over much of the eastern United States.
Annual tufted, non-glandular herb 15 cm - 1.15 m tall Leaves: with open sheaths having 7 mm long stiff hairs at the tip and minute hairs along the margins, and 0.2 - 0.5 mm long ligules that have margins lined with hairs. The blades are 6 - 30 cm long, 1 - 5 mm wide, flat, hairless and smooth beneath, minutely roughened and sparsely long-haired above. Inflorescence: terminal, branched (panicle), open, rising above the upper leaves, 10 cm - 0.55 m long, 7 - 25 cm wide, elliptic to egg-shaped, with primary branches 2 - 15 cm long and naked near the base. Fruit: a caryopsis, reddish brown with the upper two-thirds opaque, 0.4 - 0.7 mm long, egg-shaped to rectangle-faced (prism-like), longitudinally lined with a deep groove on one side. Culm: 15 cm - 0.6 m long, erect, hairless, usually shiny beneath the nodes. Spikelets: on a minutely rough stalk 4 - 25 mm long, grayish to reddish purple, 1.4 - 5 mm long, 1 - 1.4 mm wide, egg-shaped to lance-shaped, laterally compressed. Glumes: transparent, lance-shaped, single-veined, neither lobed nor awned. The lower glume is 1 - 1.2 mm long and narrower than the upper glume, and the upper glume is 1.2 - 1.4 mm long. Florets: two to seven per spikelet, with three reddish brown, 0.2 - 0.3 mm long anthers. Lemma: 1.2 - 1.7 mm long, broad egg-shaped with a pointed tip, membrane-like, usualy hairless, with inconspicuous lateral veins and a minutely rough longitudinal ridge. Palea: transparent, 1.2 - 1.6 mm long, with a pointed to blunt tip and a rough to nearly smooth longitudinal ridge.

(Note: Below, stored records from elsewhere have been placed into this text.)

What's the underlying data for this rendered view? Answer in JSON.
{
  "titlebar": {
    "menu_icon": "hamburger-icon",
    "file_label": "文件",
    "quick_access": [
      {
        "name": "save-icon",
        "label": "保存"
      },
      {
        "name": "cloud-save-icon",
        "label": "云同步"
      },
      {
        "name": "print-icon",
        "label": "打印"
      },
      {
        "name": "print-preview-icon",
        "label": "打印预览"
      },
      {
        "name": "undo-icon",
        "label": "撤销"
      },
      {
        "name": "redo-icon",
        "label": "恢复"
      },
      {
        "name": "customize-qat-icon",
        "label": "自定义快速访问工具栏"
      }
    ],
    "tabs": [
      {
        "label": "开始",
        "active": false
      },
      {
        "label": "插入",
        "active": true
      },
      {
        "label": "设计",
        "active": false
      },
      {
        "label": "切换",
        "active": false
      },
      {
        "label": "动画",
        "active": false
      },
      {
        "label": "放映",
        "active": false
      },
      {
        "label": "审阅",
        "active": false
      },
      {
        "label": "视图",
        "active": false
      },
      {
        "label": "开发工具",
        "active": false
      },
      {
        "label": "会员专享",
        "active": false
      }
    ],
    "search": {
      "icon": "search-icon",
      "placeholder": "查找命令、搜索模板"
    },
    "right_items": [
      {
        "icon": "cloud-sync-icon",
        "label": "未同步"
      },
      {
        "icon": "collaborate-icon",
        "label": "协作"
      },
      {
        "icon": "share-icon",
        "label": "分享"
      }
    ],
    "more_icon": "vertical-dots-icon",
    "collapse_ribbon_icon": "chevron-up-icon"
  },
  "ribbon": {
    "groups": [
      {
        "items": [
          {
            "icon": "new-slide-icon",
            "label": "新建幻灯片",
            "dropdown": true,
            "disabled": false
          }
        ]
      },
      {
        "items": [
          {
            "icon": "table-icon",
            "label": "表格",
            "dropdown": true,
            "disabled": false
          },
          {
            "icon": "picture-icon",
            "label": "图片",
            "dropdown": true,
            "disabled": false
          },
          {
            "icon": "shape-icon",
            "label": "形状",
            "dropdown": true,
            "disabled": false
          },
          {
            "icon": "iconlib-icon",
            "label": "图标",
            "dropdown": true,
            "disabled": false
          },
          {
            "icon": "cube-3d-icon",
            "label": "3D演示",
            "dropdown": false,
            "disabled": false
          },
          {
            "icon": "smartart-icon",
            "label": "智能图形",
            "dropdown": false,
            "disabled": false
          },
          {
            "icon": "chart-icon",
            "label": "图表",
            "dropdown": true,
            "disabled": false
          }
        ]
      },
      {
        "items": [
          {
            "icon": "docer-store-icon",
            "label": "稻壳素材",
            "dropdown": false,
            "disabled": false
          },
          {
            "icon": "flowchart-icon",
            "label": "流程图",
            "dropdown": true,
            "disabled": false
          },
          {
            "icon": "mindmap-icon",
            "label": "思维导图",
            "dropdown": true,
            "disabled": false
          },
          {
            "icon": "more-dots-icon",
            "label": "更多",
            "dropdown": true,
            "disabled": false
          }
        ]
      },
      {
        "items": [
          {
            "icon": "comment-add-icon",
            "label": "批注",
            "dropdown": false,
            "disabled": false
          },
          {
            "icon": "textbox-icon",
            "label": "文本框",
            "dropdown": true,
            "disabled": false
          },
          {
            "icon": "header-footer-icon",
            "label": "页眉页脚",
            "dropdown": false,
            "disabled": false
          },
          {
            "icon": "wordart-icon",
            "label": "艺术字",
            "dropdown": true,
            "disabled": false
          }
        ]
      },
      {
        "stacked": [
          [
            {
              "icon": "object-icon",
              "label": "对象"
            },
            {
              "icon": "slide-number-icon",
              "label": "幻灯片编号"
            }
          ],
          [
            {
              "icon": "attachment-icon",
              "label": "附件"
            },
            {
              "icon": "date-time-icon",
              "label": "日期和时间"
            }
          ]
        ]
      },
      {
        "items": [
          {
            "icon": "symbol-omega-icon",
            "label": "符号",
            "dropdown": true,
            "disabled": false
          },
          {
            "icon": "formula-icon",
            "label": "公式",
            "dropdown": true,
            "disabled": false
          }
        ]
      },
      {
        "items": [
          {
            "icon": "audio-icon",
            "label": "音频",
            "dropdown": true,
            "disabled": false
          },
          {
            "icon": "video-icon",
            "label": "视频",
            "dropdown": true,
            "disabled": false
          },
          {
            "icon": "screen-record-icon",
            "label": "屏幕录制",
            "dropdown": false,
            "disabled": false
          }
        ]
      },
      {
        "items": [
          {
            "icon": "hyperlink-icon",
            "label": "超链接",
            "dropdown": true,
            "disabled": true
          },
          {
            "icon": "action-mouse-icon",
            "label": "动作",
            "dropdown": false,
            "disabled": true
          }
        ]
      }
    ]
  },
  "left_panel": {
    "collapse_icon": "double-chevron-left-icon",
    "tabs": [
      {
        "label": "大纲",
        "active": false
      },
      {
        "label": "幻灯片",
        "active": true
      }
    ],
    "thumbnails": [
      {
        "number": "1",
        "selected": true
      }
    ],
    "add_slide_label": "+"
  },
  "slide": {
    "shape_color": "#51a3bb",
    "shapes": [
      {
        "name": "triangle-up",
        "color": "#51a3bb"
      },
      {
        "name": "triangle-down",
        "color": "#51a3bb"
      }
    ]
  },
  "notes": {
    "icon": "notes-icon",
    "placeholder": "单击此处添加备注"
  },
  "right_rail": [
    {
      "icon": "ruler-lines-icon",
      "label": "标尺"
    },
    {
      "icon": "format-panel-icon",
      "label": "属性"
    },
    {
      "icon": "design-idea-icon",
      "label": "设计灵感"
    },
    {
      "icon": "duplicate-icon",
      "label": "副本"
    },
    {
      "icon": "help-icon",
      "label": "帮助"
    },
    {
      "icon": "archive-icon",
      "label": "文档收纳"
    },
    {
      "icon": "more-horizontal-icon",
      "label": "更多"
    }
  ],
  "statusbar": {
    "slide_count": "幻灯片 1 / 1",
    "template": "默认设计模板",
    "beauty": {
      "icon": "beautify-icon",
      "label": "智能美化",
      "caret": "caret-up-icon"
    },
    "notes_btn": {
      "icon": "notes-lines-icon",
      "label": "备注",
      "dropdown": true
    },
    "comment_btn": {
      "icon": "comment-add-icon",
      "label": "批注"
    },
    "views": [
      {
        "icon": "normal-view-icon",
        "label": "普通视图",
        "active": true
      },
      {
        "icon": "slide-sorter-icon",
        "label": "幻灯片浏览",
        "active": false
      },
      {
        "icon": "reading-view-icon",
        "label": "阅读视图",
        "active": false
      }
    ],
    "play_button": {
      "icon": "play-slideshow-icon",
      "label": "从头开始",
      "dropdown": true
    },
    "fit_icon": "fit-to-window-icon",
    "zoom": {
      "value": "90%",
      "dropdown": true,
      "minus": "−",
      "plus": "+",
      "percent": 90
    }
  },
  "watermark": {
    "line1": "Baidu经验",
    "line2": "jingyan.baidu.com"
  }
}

Similar species: Eragrostis capillaris, Eragrostis frankii, and Eragrostis mexicana are annuals with grooved caryopses (E. frankii is not always grooved). Eragrostis frankii usually has glands on the culm and inflorescence branches, the inflorescences (4 - 20 cm) and spikelet stalks (1.5 - 5 mm) are shorter, the two or three anthers are purple, and the caryopses are sometimes shallowly grooved. Eragrostis mexicana sometimes has glands on the culm and leaves, the spikelets are longer (4 - 11 mm) and have more florets (five to fifteen), and the three anthers are purplish.
Flowering: early July to early September
Habitat and ecology: Local in waste ground, weedy areas, open woodlands, and along railroads.
Occurence in the Chicago region: native
Etymology: Eragrostis is derived from the name of the Greek god of love, Eros, and agrostis, meaning grass. Capillaris means hair-like.
Author: The Morton Arboretum
From Flora of Indiana (1940) by Charles C. Deam
This is an infrequent grass of southern Indiana which is found in poor soil, mostly on the open crests and slopes of black oak and black oak-white oak ridges.
Tufted, erect or ascending annual 2-5 dm; lvs 2-
4 mm wide; infl large and diffusely branched, often two-thirds the height of the whole shoot, with
slender branches and elongate, capillary pedicels; spikelets 2-3 mm, 2-5-fld; first glume 0.9-1.5 mm, the second 1.1-1.4 mm; lemmas 1.2-1.6 mm, individually deciduous from the rachilla, on which the paleas persist; grain 0.6-0.7 mm, with a groove its entire length on one side; 2n=100. Open woods and dry soil; Me. to Wis., s. to Ga. and Tex.
Gleason, Henry A. & Cronquist, Arthur J. 1991. Manual of vascular plants of northeastern United States and adjacent Canada. lxxv + 910 pp.